One thing is certain as a Project Manager and that’s that the industry is constantly moving and evolving, which means so is the role, its function and wider perceptions within organizations and beyond. Following on from our previous post about the future of project management, we’re going to delve a little deeper into KPMG’s Global Outlook Study to explore how the changing industry is impacting the role of Project Managers both now and looking forward.

PM skills are in high demand

Now is a great time to be a Project Manager with significant project activity happening globally – 35% of organizations reported to have completed more than 50 projects in 2019. We suspect this will only increase again when the 2020 statistics come in. It’s also not just traditional industries like construction, manufacturing and engineering that are experiencing an increase in demand for this skillset, there’s now a much larger playing field. Project Managers are now being utilized more widely in industries like Professional Services, Technology and Information Systems (50% of those projects completed) and Business Improvement and Transformation (45% of projects completed).

This provides opportunities to apply transferrable skills and processes to a range of different industries with arguably more complex projects at play. In turn, this will further help raise the profile of Project Management as a discipline and evolve its offering and application only further. Good news for Project Managers!

It’s time to get Agile

Most Project Managers will be all too familiar with the Agile project management methodology – even if it’s not with hands-on experience as the preferred method of choice for a current role / industry. We’ve said it before (and the statistics only serve to strengthen the case) – Agile is well and truly on the rise with 47% of organizations using it to guide project rollouts. To give context, this figure was 24% in 2018. With the ever-changing landscape of a global pandemic, it’s highly likely that Agile saw a significant increase in popularity as a methodology again in 2020 – watch this space for new statistics!

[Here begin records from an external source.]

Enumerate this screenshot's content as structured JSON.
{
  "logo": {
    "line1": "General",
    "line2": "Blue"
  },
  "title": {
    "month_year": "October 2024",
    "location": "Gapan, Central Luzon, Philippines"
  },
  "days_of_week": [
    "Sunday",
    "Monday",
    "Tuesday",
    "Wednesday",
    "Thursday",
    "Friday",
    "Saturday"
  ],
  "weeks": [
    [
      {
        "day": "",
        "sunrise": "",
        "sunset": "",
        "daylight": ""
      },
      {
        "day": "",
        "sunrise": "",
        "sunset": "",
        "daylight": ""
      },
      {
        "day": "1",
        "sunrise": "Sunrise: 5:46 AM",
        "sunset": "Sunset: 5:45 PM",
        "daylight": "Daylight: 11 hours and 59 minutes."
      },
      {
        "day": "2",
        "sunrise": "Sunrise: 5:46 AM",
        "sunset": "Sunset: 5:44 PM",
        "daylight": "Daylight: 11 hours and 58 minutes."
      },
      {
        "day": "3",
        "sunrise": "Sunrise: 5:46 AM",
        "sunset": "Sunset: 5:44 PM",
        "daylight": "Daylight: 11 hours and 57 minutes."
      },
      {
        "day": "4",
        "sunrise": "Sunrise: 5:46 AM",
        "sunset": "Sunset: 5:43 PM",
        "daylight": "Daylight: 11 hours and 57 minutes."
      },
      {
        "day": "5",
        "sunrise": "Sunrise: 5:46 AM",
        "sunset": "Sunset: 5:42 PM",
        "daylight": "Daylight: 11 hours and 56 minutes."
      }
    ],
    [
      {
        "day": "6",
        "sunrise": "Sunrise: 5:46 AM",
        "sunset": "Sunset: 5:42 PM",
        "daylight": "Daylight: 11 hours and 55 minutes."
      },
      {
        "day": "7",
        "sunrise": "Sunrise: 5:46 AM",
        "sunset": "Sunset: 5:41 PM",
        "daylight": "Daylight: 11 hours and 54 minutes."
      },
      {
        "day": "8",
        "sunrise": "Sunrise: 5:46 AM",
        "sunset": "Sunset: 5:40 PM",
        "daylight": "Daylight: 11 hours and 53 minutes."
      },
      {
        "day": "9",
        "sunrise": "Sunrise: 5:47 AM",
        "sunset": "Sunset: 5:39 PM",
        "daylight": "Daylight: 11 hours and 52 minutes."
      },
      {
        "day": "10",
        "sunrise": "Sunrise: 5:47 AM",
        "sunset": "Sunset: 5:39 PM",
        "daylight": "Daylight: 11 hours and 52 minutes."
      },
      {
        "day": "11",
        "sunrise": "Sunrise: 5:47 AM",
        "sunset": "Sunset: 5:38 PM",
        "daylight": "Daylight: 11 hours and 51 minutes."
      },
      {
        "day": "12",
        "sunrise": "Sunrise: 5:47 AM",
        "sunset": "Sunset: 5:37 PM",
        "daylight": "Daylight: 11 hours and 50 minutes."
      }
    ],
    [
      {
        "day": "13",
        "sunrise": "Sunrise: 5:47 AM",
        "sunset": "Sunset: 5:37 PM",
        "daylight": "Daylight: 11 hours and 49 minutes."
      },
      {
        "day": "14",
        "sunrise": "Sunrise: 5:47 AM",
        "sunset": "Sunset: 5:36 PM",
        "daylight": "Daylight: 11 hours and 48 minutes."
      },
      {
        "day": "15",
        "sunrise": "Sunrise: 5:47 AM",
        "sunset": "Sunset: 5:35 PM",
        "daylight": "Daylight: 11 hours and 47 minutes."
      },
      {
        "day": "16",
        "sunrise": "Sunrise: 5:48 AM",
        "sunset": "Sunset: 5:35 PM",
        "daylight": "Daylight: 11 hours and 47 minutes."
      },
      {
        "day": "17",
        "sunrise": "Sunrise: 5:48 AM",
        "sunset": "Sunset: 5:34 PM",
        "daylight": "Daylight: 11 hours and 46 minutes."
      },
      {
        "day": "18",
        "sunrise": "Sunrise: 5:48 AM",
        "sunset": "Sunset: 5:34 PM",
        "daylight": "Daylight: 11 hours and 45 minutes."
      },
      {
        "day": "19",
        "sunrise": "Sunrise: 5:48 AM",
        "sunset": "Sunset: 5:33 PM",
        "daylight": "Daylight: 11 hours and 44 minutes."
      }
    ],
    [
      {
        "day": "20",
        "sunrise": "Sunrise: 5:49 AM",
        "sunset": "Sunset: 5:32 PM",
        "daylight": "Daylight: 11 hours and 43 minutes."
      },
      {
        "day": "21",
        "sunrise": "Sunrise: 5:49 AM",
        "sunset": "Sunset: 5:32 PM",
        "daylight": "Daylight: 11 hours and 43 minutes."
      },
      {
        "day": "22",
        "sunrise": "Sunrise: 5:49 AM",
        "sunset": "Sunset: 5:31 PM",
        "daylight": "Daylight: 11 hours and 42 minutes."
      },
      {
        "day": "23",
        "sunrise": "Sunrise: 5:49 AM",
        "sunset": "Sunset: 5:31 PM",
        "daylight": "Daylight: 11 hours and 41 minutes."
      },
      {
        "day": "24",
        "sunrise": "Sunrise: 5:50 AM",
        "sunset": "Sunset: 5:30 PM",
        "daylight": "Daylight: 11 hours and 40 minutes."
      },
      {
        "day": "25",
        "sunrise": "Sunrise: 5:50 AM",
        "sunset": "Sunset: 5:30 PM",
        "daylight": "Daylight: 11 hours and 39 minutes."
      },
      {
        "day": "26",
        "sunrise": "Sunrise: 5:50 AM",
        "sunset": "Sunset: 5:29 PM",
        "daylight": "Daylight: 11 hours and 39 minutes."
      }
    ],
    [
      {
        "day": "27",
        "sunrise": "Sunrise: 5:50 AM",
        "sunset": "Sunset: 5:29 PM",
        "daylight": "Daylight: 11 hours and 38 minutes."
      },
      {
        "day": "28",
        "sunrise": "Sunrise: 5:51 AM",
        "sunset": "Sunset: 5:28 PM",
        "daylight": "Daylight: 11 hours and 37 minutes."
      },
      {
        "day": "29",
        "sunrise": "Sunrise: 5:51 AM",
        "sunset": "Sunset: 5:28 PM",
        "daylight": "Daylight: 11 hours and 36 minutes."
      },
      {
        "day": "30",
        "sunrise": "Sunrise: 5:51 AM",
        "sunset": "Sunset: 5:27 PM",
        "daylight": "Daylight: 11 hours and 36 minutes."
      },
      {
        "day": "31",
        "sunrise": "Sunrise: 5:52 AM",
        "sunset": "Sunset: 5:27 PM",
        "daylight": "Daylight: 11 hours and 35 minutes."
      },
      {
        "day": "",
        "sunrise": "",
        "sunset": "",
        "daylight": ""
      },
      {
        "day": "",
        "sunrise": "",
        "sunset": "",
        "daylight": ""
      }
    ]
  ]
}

Favored for its flexibility, Agile focuses on supporting innovation through team collaboration. Traditionally popular with software developers and engineers, it’s now gaining traction in a range of organizations trying to solve complex problems in a changing landscape. So Agile experience has arguably never been so relevant. Operating in uncertain contexts means Project Managers need to be flexible in how they approach delivery. Gaining a comprehensive understanding and experience in Agile implementation and the accompanying tools required for effective delivery (See Missions Control’s Kanban feature here) will be a valuable expertise moving forward.

There’s also a movement towards combining methodologies in certain circumstances like ‘Wagile’ – a hybrid of Waterfall and Agile practices. The study found that the most sought-after talent management activity in Project Managers is ‘ongoing project management training’. We believe the key take out from this is not necessarily to jump onto the next new trending methodology but rather to adopt a flexible approach and look to industry peers for learnings and insights on what’s currently working and more importantly, why. Find out more about Project Management methodologies in our latest eBook.

Strategy vs implementation

The study reports that ‘project management is being increasingly used to drive organizational strategy and success and has moved beyond merely delivering outcomes for the business to pick up and adopt.’ In a nutshell, Project Managers are being called in earlier to the piece. Traditionally projects might be initiated when the end goal was known – now organizations are using projects to identify the end goal and help determine strategic direction. 19% of the projects in the study were started in order to identify and deliver ‘strategic business improvements’. For a Project Manager role that might mean shifting focus to a strategic mindset away from traditional implementation and roll-out.

Organizations looking to explore change management are also expected to seek support from formal project management resource requiring Project Managers to develop skills outside traditional project management practices. Communication and connection are described as being critical in helping Project Managers bridge the gap between business strategy and the projects they traditionally deliver. Looking forward, we expect Project Managers to be working alongside Business Leaders in a more significant capacity, therefore, furthering the need for strong communication skills, negotiating, presenting and engaging stakeholders from the outset. An understanding of the wider implications of a project across a business will be crucial.

The rise of the toolkit

‘71% of organizations reported using project management software to improve the management and control of programs and projects. Specifically, 39% are using specialist PM software, 20% are utilizing an in-house solution while the remaining 12% are using non-PM commercial software’. As a Project Manager, the tools you have at your disposal to effectively run a project are essential to its success. A builder wouldn’t build a house without access to a range of tools and Project Managers should be no different.

Somewhat alarmingly, the report showed that 30% of organizations surveyed disestablished a PMO system in the last year. The reasons for this were listed as failing to gain alignment across different organizational divisions and the perception of the PMO being a cost overhead. As detailed above, there is clearly opportunity for Project Managers to help align departments through larger business strategy involvement and widespread engagement – but there’s still work to be done. Project Managers will need to prepare for selling the benefit of the discipline to wider business networks. Check out these tips on how to sell project management software to the C-Suite.

So what is in store for Project Managers in 2021 and beyond? Whilst we don’t have a crystal ball, we’re confident that flexibility, agility, a strategic mindset and some strong selling skills will be a key component to making a success of the evolving role in a changing landscape.

To discuss your organization’s project management requirements, get in touch with the Aprika team today.